Adoption Stories - The Crans Family
The Crans Family


As a result of cutting-edge advancements in fertility treatment the last few decades, an estimated 400,000 frozen embryos sit in storage at clinics throughout the U.S. For families who have gone through the in vitro fertilization (IVF) process, donating remaining embryos to a family in need is an amazingly viable option.

When Jeff and Danette Gillingham learned they couldn’t have children “naturally,” they initially sought to privately adopt a baby. After the lengthy process fell through with three separate birth mothers, Danette was devastated. “My heart was broken and my emotions were up and down,” she says. “We were so scared of being hurt again.”

Then Danette’s dad read about a remarkable program through Nightlight Christian Adoptions where parents could donate their frozen embryos. “At first, it sounded too good to be true,” she admits. But after researching it further, the couple fell completely in love with the idea. “To think that as an infertile couple we could be able to still carry a child was amazing. It seemed like adoption, but just at an earlier stage.”

Through Nightlight’s “Snowflakes” program, the Gillinghams eventually were matched with an embryo donor. On two different occasions, Danette was implanted with embryos and each time successfully carried and gave birth to twins. She calls their four beautiful girls, now ages 5 and 7, “best friends.”

Danette is still in awe of the process and especially of their donor, a mom of twin boys who purposely chose not to remain anonymous. “She’s been our biggest cheerleader along the way, encouraging us and thanking us for giving life to these babies.”

“I felt like it was a miracle,” says Danette. “It brought healing to us and our infertility, and it brought closure to the donor family. It was such a beautiful win-win situation for everybody.”



While the process varies by form of adoption (private, international, foster, etc.) and between agencies, adoptions typically take between nine and 18 months and include the following steps:

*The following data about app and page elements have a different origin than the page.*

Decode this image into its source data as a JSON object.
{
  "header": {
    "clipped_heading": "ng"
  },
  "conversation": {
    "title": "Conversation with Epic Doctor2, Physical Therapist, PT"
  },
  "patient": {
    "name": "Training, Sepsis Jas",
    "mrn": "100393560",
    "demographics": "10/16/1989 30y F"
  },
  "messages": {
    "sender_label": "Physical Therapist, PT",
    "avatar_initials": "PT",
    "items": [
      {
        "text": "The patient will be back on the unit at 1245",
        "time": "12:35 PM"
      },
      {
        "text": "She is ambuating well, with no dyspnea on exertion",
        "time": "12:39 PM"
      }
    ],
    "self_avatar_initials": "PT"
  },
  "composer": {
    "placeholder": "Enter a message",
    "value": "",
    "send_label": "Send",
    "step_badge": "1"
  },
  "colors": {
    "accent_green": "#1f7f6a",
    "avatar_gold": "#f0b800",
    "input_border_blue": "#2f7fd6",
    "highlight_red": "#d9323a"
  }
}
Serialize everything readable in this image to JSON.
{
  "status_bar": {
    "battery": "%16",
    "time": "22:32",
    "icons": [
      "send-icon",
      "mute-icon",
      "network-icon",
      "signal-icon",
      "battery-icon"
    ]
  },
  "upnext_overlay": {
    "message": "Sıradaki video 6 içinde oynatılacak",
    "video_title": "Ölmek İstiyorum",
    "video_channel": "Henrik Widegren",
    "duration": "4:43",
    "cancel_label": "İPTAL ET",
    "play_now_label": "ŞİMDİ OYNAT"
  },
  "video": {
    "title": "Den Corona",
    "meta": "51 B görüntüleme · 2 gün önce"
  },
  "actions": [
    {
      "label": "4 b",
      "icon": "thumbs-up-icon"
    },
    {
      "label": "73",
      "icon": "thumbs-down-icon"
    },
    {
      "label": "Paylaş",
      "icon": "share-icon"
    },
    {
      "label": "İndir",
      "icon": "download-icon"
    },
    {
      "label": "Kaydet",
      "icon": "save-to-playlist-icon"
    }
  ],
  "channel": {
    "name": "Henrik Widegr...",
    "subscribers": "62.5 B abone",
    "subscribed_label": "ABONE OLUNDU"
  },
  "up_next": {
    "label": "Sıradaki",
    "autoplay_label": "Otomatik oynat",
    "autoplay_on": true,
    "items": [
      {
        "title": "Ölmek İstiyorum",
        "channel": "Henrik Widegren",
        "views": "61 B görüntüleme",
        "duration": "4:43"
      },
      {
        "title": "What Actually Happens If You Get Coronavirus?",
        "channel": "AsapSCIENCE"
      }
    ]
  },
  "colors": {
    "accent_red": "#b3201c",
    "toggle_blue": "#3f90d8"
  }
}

  • Decide which type of adoption is right for you (
  • Contact a state licensed agency.
  • Go through the orientation process.
  • Receive pre-service training.
  • Complete the application process.
  • Complete home study and assessments.
  • Obtain licensing and/or approval.
  • Get placement of adopted child.

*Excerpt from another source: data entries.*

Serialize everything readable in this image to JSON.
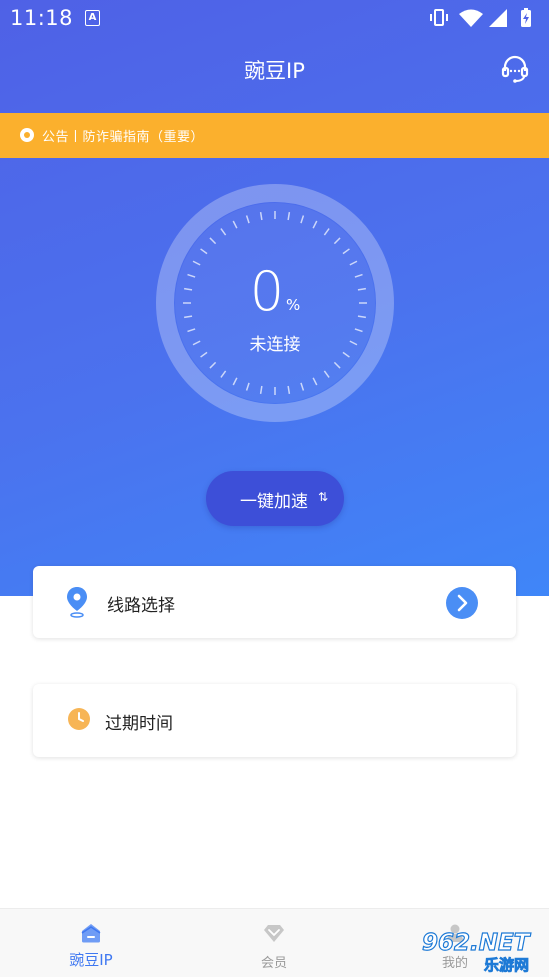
{
  "status_bar": {
    "time": "11:18",
    "icons": [
      "keyboard-a-icon",
      "vibrate-icon",
      "wifi-icon",
      "signal-icon",
      "battery-icon"
    ]
  },
  "header": {
    "title": "豌豆IP",
    "right_icon": "headset-support-icon"
  },
  "notice": {
    "text": "公告丨防诈骗指南（重要）"
  },
  "gauge": {
    "value": "0",
    "unit": "%",
    "status": "未连接",
    "level": 0
  },
  "accelerate": {
    "label": "一键加速",
    "icon": "swap-arrows-icon"
  },
  "cards": {
    "route": {
      "label": "线路选择",
      "icon": "location-pin-icon",
      "action_icon": "chevron-right-icon"
    },
    "expire": {
      "label": "过期时间",
      "icon": "clock-icon"
    }
  },
  "bottom_nav": {
    "items": [
      {
        "label": "豌豆IP",
        "icon": "home-icon"
      },
      {
        "label": "会员",
        "icon": "diamond-icon"
      },
      {
        "label": "我的",
        "icon": "user-icon"
      }
    ]
  },
  "watermark": {
    "brand": "962.NET",
    "sub": "乐游网"
  },
  "colors": {
    "primary": "#4b6ee9",
    "notice": "#fbb02d",
    "active_nav": "#3f78f1",
    "accent_blue": "#4a8ef5",
    "clock": "#f7b556"
  }
}
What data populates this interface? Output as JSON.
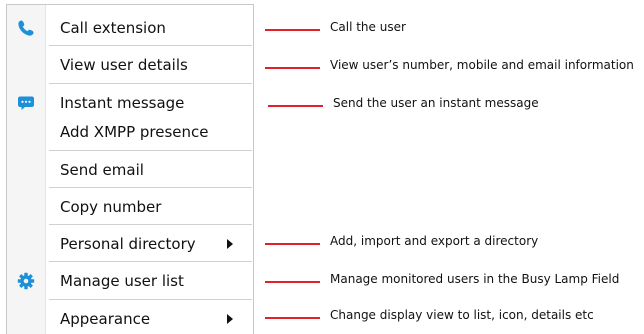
{
  "menu": {
    "items": [
      {
        "label": "Call extension",
        "icon": "phone-icon"
      },
      {
        "label": "View user details"
      },
      {
        "label": "Instant message",
        "icon": "chat-bubble-icon"
      },
      {
        "label": "Add XMPP presence"
      },
      {
        "label": "Send email"
      },
      {
        "label": "Copy number"
      },
      {
        "label": "Personal directory",
        "submenu": true
      },
      {
        "label": "Manage user list",
        "icon": "gear-icon"
      },
      {
        "label": "Appearance",
        "submenu": true
      }
    ]
  },
  "annotations": [
    "Call the user",
    "View user’s number, mobile and email information",
    "Send the user an instant message",
    "Add, import and export a directory",
    "Manage monitored users in the Busy Lamp Field",
    "Change display view to list, icon, details etc"
  ],
  "colors": {
    "icon_blue": "#1e90d8",
    "annotation_line": "#e0202a"
  }
}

California Association of Adoption Agencies,
Adoption Guide,
National Council for Adoption,
Sierra Adoption Services,
Families for Children,
Adoption Center of Northern California,
Lilliput Children’s Services,
Foster Family Service,
Koinonia Family Services,  
Sierra Forever Families,
Heart Gallery of Sacramento,
Adopt Us Kids,
California Kids Connection,
Little Angle Adoptions,
Nightlight Christian Adoptions,
California Conceptions,
National Embryo Donation Center,
Miracles Waiting,
Embryo Adoption Awareness Center,
All God’s Children International,